ILNews

Report: Ice Miller, Louisville firm end merger talks

Scott Olson
September 8, 2009
Back to TopE-mailPrintBookmark and Share

Merger talks that began last year between Indianapolis-based Ice Miller LLP and a Louisville-based law firm reportedly have broken down, putting an end to a deal that was expected to close by the end of the year.

Citing an unnamed source at Greenebaum Doll & McDonald PLLC, Business First of Louisville reported Friday that months of negotiations between the firms had ended. The source said it became apparent within the past month that the merger would not move forward.

IBJ first reported in December that the two firms were poised to tie the knot.
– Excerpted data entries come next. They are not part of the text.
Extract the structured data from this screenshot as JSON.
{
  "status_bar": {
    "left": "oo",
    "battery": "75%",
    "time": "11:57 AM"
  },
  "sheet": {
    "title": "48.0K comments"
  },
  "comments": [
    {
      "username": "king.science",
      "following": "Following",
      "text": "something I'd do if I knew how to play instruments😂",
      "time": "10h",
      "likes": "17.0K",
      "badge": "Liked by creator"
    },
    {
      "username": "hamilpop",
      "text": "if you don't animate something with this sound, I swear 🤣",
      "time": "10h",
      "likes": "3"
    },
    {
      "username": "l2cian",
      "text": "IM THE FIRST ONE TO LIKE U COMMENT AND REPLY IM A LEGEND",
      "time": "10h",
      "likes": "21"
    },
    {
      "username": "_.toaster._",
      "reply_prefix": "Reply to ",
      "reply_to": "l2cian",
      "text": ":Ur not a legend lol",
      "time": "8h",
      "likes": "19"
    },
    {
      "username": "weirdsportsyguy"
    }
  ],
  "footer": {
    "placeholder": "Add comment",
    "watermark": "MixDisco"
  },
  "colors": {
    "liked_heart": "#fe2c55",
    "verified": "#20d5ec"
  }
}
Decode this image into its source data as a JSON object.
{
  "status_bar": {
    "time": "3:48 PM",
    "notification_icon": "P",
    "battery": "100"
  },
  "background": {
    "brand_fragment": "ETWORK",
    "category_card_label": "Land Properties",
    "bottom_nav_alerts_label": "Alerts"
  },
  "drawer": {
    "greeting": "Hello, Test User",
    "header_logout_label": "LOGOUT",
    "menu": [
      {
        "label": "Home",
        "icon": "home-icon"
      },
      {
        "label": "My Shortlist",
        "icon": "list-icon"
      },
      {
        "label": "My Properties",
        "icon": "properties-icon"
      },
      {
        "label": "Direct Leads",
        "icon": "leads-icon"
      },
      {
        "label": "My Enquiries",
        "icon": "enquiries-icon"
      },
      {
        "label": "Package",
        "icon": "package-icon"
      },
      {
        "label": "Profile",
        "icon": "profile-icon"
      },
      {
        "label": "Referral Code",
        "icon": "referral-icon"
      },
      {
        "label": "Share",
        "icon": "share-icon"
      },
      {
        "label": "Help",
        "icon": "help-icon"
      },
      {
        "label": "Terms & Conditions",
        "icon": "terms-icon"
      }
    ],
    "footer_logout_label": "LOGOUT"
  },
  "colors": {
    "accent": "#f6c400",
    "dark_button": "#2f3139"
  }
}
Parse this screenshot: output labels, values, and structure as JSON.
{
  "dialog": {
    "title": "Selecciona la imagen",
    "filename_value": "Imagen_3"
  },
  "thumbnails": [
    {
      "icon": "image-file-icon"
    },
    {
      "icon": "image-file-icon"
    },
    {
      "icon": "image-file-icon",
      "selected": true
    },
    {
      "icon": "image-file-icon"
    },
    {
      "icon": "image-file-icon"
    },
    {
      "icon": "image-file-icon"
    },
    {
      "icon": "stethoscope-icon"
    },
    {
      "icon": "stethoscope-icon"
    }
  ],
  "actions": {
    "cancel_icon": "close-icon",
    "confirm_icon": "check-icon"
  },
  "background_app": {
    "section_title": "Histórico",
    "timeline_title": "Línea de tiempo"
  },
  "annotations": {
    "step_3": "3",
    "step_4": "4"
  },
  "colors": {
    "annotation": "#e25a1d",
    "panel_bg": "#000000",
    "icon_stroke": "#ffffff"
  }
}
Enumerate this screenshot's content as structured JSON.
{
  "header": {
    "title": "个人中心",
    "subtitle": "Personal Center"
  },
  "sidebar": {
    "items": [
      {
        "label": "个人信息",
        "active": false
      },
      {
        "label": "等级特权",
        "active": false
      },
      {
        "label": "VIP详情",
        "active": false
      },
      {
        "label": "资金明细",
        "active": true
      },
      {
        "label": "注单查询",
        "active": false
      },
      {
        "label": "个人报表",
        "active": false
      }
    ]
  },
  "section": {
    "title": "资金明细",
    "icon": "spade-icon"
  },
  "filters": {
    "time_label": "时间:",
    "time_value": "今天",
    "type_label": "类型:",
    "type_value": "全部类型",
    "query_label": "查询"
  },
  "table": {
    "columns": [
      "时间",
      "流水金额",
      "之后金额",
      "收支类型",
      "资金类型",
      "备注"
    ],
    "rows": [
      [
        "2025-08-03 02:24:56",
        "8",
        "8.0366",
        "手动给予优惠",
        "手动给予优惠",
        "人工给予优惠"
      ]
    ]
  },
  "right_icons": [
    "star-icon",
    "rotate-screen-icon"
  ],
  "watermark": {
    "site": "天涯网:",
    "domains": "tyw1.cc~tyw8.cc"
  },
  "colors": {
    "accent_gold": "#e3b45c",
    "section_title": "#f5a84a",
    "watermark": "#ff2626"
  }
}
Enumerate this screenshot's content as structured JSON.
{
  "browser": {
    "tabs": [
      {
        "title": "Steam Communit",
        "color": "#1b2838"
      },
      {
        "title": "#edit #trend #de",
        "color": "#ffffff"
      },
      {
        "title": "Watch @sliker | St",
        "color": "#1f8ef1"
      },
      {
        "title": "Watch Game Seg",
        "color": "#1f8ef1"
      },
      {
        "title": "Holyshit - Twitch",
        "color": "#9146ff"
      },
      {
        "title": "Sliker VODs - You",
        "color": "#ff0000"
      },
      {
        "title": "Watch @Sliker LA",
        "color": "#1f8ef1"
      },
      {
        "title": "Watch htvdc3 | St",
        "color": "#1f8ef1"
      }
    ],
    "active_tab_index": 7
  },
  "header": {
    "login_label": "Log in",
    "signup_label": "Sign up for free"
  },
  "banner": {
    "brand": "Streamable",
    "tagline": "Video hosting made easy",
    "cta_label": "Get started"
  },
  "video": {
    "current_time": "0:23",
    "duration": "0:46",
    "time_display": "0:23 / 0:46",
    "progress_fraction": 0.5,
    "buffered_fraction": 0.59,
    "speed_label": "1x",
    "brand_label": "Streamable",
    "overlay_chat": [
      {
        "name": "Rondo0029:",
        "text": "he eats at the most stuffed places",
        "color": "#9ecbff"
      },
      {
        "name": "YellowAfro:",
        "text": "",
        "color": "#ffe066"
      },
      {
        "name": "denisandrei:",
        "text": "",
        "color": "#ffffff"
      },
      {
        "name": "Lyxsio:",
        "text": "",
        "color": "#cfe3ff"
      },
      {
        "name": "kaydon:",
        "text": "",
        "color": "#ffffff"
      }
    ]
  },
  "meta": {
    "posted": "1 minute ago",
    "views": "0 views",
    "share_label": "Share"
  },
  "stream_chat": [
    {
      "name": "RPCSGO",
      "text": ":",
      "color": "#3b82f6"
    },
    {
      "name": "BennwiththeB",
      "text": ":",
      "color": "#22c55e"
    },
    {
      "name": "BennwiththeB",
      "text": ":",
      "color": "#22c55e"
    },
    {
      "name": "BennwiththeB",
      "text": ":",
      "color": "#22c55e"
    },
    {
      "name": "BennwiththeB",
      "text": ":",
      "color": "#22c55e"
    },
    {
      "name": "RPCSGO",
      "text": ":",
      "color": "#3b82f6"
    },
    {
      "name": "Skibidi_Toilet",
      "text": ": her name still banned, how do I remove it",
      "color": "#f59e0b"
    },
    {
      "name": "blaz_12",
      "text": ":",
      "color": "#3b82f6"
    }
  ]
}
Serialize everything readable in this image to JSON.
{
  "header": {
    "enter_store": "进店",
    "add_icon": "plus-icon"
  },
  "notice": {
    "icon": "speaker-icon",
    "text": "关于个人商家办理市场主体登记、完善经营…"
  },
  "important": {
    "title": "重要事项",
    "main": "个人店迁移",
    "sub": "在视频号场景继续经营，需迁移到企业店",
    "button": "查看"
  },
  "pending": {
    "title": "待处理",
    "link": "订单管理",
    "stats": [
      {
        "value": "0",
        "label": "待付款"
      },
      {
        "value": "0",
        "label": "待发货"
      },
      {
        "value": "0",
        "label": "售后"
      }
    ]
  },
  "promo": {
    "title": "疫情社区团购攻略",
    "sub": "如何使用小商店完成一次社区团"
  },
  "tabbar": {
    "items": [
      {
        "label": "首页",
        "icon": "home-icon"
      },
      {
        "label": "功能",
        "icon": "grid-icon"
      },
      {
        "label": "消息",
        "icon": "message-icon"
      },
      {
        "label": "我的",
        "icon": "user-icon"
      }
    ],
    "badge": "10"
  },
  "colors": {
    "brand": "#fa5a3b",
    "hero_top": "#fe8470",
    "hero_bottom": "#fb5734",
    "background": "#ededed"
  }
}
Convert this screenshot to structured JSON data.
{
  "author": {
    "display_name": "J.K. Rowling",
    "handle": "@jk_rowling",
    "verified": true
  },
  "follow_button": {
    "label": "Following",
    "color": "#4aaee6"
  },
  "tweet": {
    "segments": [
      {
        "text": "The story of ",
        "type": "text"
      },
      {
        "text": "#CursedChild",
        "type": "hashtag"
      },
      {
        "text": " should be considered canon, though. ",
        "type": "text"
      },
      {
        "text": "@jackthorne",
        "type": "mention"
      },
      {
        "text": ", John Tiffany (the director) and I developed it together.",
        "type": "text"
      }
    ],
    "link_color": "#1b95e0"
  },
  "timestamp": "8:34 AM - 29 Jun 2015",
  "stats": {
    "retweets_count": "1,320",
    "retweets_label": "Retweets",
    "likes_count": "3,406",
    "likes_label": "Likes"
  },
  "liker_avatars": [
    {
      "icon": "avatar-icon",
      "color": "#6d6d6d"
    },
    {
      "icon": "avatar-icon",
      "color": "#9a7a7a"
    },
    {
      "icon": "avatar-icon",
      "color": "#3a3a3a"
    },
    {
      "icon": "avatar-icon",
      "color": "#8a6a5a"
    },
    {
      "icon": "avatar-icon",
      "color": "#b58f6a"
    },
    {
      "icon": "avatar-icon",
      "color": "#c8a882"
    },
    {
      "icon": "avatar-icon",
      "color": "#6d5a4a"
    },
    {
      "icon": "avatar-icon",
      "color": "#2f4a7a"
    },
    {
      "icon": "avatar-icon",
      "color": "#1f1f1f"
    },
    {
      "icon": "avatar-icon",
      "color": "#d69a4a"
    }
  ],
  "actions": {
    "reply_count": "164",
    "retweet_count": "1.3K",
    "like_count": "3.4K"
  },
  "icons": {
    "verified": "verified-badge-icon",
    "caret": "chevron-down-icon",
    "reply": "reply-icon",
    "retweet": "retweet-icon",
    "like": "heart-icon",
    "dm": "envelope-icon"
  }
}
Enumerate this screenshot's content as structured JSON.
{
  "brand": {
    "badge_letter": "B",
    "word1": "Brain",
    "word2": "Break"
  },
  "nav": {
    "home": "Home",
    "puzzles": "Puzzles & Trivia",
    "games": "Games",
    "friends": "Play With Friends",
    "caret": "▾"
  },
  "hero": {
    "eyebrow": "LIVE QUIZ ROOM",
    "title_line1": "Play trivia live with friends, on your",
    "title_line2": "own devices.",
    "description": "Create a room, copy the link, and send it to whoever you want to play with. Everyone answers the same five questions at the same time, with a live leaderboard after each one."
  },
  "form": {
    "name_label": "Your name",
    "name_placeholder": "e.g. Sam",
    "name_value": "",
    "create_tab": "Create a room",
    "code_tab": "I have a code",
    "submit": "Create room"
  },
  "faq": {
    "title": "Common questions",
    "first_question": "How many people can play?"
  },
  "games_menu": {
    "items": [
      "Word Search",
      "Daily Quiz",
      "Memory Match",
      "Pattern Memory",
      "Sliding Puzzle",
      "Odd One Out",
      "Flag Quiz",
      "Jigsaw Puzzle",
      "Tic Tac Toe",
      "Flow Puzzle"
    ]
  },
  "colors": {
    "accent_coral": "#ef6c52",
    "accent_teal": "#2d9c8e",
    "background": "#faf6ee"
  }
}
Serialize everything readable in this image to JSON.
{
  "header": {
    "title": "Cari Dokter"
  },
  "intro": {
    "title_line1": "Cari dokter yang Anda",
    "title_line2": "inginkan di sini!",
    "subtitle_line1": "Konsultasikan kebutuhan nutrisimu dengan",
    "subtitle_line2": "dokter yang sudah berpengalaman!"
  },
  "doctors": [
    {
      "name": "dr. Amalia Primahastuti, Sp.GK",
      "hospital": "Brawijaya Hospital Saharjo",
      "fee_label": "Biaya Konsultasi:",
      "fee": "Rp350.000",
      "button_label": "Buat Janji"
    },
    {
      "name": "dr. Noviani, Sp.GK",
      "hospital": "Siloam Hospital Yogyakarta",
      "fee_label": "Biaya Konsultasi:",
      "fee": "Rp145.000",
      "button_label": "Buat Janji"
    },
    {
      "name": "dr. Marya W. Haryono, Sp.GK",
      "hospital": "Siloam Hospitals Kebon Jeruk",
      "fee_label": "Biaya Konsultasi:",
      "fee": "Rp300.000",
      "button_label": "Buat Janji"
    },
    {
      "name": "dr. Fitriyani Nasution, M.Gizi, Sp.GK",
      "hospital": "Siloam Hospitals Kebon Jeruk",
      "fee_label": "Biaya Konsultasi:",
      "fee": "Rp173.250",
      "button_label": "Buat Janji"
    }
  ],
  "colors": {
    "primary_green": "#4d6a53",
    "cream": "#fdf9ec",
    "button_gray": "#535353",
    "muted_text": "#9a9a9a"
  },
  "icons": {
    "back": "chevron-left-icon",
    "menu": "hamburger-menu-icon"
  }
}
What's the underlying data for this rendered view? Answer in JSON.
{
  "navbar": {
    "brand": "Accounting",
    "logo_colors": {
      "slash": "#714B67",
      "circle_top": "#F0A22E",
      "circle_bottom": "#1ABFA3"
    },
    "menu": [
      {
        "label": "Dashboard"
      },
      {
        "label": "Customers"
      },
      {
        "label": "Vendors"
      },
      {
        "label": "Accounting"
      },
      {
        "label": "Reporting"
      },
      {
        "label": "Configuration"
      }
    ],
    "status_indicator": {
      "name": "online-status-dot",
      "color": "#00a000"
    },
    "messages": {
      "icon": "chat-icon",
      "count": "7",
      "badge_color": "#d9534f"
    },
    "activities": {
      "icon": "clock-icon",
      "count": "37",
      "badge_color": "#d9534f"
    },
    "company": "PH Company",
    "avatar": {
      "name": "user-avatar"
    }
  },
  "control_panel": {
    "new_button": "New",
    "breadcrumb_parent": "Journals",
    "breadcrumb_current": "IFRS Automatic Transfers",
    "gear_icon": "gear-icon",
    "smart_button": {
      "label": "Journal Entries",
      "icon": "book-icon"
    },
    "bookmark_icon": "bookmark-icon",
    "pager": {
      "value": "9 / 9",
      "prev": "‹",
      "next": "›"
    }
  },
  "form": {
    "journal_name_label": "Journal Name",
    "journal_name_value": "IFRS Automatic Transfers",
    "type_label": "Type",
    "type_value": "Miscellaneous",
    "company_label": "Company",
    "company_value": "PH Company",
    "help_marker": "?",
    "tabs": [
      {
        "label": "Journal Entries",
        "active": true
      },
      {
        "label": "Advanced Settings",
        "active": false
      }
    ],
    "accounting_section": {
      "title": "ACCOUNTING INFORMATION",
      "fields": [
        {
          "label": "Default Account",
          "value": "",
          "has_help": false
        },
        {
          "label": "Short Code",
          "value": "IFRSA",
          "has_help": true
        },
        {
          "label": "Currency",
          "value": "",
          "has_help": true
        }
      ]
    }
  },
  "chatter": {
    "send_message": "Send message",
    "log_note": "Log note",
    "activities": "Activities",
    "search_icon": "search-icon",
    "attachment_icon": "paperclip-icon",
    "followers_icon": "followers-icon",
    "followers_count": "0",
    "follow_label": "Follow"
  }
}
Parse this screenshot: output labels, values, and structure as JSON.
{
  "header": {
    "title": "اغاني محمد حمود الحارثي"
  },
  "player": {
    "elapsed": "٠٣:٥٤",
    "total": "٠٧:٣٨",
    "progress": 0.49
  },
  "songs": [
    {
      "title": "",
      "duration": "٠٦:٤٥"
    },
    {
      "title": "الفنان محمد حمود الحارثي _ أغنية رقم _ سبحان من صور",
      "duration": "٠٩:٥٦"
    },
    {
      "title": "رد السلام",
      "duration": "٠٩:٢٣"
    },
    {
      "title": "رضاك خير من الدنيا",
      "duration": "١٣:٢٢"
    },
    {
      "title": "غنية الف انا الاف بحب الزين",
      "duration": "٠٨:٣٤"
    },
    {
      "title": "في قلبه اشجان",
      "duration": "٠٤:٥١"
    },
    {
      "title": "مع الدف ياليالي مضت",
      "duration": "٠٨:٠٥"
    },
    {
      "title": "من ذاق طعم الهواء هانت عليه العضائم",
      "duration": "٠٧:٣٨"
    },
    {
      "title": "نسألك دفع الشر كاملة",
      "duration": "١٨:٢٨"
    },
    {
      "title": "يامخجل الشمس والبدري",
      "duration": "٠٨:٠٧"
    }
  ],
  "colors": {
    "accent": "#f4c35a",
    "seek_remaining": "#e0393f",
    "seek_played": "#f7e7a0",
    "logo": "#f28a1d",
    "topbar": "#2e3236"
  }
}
Ice Miller hasn't confirmed or denied the potential partnership and has repeatedly declined to discuss the negotiations. IBJ is a sister paper to Indiana Lawyer.

In an e-mailed statement to IBJ this morning, Ice Miller Managing Partner Byron Myers said the firm constantly is evaluating "growth opportunities" to better serve clients.

The source told Business First that Greenebaum Doll partners became concerned that aligning with a larger firm such as Ice Miller might result in a rate increase at a time when many clients already are struggling because of the recession.

Ice Miller has 258 attorneys, compared with Greenebaum Doll's 180. Both practices are venerable stalwarts in their respective cities - Ice Miller was founded in 1910 and Greenebaum Doll in 1952.

Sources have told IBJ that operational differences between the two - namely in the way the firms compensate partners - were taking longer than expected to sort out and may have helped stall a deal.

A failed merger with Ice Miller would represent the second time in the past few years that Greenebaum Doll could not close a deal. The firm had been in negotiations with St. Louis-based Thompson Coburn LLP about four years ago.

In addition to Louisville, Greenebaum Doll has Kentucky offices in Covington, Frankfort and Lexington, as well as in Cincinnati and in Nashville, Tenn.

Ice Miller has 227 lawyers in Indianapolis, ranking it as the third-largest in the city, according to the most recent statistics submitted by the firm to IBJ. It has 31 lawyers in Chicago, the Chicago suburb of Lisle and Washington, D.C.

Overall, law firm merger activity slowed during the second quarter, according to Chicago-based legal consultancy Hildebrandt. Nine mergers and acquisitions were completed compared with 14 in the second quarter of 2008.

Ice Miller may have an incentive to become larger to help offset its traditionally lucrative bond work, which is struggling in the challenging economy. Legislation passed by the General Assembly last year that puts big-ticket school construction projects to a referendum hasn't helped, either. Those projects are typically funded by bond sales.

ADVERTISEMENT

Sponsored by

facebook - twitter on Facebook & Twitter

Indiana State Bar Association

Indianapolis Bar Association

Evansville Bar Association

Allen County Bar Association

Indiana Lawyer on Facebook

facebook
ADVERTISEMENT
Subscribe to Indiana Lawyer
  1. Well, maybe it's because they are unelected, and, they have a tendency to strike down laws by elected officials from all over the country. When you have been taught that "Democracy" is something almost sacred, then, you will have a tendency to frown on such imperious conduct. Lawyers get acculturated in law school into thinking that this is the very essence of high minded government, but to people who are more heavily than King George ever did, they may not like it. Thanks for the information.

  2. I pd for a bankruptcy years ago with Mr Stiles and just this week received a garnishment from my pay! He never filed it even though he told me he would! Don't let this guy practice law ever again!!!

  3. Excellent initiative on the part of the AG. Thankfully someone takes action against predators taking advantage of people who have already been through the wringer. Well done!

  4. Conour will never turn these funds over to his defrauded clients. He tearfully told the court, and his daughters dutifully pledged in interviews, that his first priority is to repay every dime of the money he stole from his clients. Judge Young bought it, much to the chagrin of Conour’s victims. Why would Conour need the $2,262 anyway? Taxpayers are now supporting him, paying for his housing, utilities, food, healthcare, and clothing. If Conour puts the money anywhere but in the restitution fund, he’s proved, once again, what a con artist he continues to be and that he has never had any intention of repaying his clients. Judge Young will be proven wrong... again; Conour has no remorse and the Judge is one of the many conned.

  5. Pass Legislation to require guilty defendants to pay for the costs of lab work, etc as part of court costs...

ADVERTISEMENT